Ali came storming back, as he always did.
Yet by the 11th, Frazier — still pressuring ceaselessly, still throwing every left hook with menace, still driven to vanquish his target or die trying — hurt Ali with a body shot. The crowd erupted. A left to body, then left to chin landed flush. Ali was taking more punishment than he could dish.
By the 15th round, Frazier had worn down Ali. But it was only in that last round that he finally got the desired effect from that brutal left hand. He connected cleanly, and Ali, in a rare sequence, fell straight on his back. That clip has lived for 45 years, and the magnitude of that moment still lives on in the annals of all-time great moments in sport. Ali got up by the count of three, but by that point it was academic. Frazier would retain the heavyweight title in what would go down, to witnesses far and wide, as “The Fight of the Century.”
Made so not just from what went down that night between Ali and Frazier and the backdrop of war, racial tension and religious beliefs, but for what it meant for the legacies of both men.
If this fight never happened, if Ali hadn’t suffered a loss with the world watching, it’s likely he’d never have come to be known as “The Greatest.” For even those who wanted to see him lose, how he treated the rest of the decade was undeniable. That loss set up the direness and doubt for his fight with George Foreman in Zaire in 1974 — doubt he reimagined as inspiration. It set up the trilogy with Frazier, with Ali winning the rubber match four years later, in what would be forever known as “The Thrilla in Manila.”
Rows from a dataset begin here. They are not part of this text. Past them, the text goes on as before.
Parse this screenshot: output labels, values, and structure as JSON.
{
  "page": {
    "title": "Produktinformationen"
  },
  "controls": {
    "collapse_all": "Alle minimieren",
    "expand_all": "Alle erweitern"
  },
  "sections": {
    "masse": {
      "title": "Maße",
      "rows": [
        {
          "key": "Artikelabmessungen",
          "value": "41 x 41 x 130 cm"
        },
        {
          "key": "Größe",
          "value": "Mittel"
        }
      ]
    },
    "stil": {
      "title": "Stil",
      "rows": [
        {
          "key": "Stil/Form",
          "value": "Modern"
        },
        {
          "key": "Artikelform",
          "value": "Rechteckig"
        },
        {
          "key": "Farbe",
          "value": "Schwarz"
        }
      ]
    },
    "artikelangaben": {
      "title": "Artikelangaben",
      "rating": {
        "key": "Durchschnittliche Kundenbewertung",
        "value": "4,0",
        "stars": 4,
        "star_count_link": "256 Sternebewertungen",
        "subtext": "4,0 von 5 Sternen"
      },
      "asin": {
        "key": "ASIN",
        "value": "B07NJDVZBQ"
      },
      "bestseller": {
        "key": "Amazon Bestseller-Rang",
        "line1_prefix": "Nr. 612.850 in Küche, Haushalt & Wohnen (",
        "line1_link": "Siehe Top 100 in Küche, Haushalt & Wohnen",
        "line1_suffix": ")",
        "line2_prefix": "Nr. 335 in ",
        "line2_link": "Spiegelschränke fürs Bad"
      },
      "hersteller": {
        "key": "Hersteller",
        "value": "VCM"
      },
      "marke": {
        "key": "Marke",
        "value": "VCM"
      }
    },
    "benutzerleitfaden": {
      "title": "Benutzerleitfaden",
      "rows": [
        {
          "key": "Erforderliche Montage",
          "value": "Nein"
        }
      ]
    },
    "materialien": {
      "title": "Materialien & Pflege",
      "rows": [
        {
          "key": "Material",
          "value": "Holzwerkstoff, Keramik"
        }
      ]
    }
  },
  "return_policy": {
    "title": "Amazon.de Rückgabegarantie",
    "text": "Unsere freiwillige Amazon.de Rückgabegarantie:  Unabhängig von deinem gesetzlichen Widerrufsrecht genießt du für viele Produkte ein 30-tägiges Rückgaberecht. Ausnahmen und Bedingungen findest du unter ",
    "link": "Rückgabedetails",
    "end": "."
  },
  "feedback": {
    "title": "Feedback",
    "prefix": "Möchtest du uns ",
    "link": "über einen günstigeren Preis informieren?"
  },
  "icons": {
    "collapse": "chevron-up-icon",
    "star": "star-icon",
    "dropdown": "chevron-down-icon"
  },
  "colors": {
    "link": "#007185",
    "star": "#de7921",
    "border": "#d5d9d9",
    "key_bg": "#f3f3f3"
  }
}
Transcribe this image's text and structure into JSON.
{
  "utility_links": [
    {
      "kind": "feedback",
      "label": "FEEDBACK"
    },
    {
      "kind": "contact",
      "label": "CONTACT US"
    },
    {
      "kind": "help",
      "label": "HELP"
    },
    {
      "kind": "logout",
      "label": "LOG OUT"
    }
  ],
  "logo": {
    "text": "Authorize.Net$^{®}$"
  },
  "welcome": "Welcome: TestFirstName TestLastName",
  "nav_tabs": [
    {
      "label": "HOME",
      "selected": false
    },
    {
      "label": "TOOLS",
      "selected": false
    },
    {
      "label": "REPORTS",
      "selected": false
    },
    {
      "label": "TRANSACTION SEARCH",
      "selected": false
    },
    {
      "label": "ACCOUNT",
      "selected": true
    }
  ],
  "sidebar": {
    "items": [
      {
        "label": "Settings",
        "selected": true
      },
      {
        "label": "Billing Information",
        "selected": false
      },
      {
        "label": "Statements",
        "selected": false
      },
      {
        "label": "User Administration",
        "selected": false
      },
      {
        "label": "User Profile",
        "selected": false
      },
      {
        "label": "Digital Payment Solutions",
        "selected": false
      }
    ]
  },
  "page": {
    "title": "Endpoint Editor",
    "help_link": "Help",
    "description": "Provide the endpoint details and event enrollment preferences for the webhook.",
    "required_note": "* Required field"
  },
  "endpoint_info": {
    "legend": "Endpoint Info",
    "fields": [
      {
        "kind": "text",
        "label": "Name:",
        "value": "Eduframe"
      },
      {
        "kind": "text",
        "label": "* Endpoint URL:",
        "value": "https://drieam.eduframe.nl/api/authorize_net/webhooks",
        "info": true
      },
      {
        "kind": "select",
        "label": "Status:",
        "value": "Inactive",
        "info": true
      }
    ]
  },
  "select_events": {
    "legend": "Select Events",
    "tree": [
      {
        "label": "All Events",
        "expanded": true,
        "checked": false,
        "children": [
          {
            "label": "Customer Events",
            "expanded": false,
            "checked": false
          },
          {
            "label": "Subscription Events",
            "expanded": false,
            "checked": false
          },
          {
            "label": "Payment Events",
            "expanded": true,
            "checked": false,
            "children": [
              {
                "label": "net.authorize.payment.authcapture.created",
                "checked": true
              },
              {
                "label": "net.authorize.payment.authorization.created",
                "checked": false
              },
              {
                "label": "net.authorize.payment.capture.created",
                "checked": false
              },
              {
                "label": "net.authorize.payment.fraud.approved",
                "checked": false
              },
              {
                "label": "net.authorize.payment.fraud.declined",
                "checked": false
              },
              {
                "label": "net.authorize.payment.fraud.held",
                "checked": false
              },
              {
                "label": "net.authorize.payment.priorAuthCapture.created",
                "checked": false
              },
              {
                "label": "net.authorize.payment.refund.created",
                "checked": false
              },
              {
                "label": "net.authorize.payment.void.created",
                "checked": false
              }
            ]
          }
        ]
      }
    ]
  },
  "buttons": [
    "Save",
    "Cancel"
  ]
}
On the biggest stage the sporting world had ever known, March 8, 1971, “Smokin’ Joe” bested Muhammad Ali. It wasn’t just one for the golden age of heavyweights. “The Fight of the Century” ended up being exactly what it was.